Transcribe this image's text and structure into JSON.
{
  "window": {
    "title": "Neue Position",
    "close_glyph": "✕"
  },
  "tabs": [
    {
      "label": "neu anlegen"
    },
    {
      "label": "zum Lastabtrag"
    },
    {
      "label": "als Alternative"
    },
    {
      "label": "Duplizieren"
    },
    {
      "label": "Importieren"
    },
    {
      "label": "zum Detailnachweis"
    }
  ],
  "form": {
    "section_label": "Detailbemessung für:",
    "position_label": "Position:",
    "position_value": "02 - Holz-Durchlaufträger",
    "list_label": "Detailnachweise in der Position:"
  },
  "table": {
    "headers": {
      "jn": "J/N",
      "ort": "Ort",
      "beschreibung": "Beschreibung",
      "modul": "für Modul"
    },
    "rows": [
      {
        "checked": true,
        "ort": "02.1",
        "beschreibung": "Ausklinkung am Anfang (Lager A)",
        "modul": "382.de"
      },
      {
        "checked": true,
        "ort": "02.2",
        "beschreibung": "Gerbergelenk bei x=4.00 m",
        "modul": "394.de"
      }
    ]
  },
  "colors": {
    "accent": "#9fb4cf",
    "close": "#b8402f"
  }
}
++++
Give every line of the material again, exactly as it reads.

Transcribe this image's text and structure into JSON.
{
  "window": {
    "title": "Neue Position",
    "close_glyph": "✕"
  },
  "tabs": [
    {
      "label": "neu anlegen"
    },
    {
      "label": "zum Lastabtrag"
    },
    {
      "label": "als Alternative"
    },
    {
      "label": "Duplizieren"
    },
    {
      "label": "Importieren"
    },
    {
      "label": "zum Detailnachweis"
    }
  ],
  "form": {
    "section_label": "Detailbemessung für:",
    "position_label": "Position:",
    "position_value": "02 - Holz-Durchlaufträger",
    "list_label": "Detailnachweise in der Position:"
  },
  "table": {
    "headers": {
      "jn": "J/N",
      "ort": "Ort",
      "beschreibung": "Beschreibung",
      "modul": "für Modul"
    },
    "rows": [
      {
        "checked": true,
        "ort": "02.1",
        "beschreibung": "Ausklinkung am Anfang (Lager A)",
        "modul": "382.de"
      },
      {
        "checked": true,
        "ort": "02.2",
        "beschreibung": "Gerbergelenk bei x=4.00 m",
        "modul": "394.de"
      }
    ]
  },
  "colors": {
    "accent": "#9fb4cf",
    "close": "#b8402f"
  }
}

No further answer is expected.